As an advocate for openness, I had an idea to make a project out of the government of Canada’s Open Data initiative to take a look at how my local MP voted on various pieces of legislation. It turns out though that this was not necessary due to how easy it was to find this information on the government’s own website. In this article, I will explain how you can do the same.
1. Find Your Representative
The first step in this process is to find who your representative is. To do so, go to the government’s own website ourcommons.ca’s search tool.
Simply type in your postal code in the search box to find out who your MP is.
2. Their Voting Record
Every MP’s voting record is public knowledge, and it is available nice and simple in a table on that MP’s page. For example, this is a link to Pierre Poilievre’s voting record.
To find your MP’s voting record, do step one, then: After the Overview, and Seat in The House sections, there are three tabs, Roles, Work, and Contact. Click on work. At the bottom of that tab is a link which says Chamber Votes. This will open a small window with some recent votes by this politician. If you want to see all their votes, there is a button at the bottom named All Votes by This Member.
Tada! You can now keep your local MP accountable for anything you do or do not support.
3. Bill Details
If you want to get into the nitty gritty, once you open a specific bill, you can actually find out the status of said bill, or read the actual text by clicking the View this Bill on LEGISinfo button.
Both the status of the bill, and a link to a PDF document containing the bilingual text of the bill are visible in the main body of the page.

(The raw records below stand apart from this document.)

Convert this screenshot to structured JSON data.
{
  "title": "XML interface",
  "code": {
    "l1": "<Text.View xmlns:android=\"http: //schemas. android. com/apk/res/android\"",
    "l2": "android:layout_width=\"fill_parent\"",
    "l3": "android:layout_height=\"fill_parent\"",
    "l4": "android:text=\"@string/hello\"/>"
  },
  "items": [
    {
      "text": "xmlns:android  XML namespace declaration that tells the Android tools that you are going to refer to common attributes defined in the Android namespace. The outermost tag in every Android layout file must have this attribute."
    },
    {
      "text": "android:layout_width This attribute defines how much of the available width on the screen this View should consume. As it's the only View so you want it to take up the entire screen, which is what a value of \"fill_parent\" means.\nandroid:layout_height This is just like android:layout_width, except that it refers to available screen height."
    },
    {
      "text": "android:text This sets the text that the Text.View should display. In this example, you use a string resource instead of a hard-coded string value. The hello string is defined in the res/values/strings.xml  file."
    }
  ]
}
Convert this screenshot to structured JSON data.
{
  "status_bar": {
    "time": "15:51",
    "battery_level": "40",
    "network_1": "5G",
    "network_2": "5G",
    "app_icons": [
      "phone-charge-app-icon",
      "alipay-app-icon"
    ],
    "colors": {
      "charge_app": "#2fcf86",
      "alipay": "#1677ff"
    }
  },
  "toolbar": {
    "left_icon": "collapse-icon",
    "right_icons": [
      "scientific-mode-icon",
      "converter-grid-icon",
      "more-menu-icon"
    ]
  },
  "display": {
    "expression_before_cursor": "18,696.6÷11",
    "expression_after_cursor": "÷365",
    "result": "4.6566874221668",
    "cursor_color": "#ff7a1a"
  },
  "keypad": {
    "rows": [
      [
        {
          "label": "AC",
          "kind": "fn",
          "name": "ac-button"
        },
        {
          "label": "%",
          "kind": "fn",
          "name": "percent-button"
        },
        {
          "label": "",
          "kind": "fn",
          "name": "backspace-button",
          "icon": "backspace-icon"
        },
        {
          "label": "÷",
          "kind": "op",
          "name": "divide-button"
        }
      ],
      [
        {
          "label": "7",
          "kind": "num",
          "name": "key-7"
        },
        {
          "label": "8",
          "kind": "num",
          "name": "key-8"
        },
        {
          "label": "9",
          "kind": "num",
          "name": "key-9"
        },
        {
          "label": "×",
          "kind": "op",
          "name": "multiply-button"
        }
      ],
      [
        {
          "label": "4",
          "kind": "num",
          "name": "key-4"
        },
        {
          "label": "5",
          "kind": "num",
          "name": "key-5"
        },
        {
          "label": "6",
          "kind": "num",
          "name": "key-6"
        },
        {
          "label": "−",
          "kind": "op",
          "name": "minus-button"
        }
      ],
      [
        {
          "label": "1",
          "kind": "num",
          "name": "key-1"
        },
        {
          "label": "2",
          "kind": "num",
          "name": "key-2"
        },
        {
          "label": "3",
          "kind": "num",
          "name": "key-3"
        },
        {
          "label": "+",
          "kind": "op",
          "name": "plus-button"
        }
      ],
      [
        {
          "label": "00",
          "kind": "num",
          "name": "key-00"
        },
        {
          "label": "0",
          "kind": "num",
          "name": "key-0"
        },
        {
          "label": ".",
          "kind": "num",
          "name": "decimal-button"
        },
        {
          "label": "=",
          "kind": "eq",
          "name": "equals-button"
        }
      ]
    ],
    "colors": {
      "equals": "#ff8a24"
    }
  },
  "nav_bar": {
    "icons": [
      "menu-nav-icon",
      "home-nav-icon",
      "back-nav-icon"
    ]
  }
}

I thought this was pretty cool! It was way simpler than I thought it would be.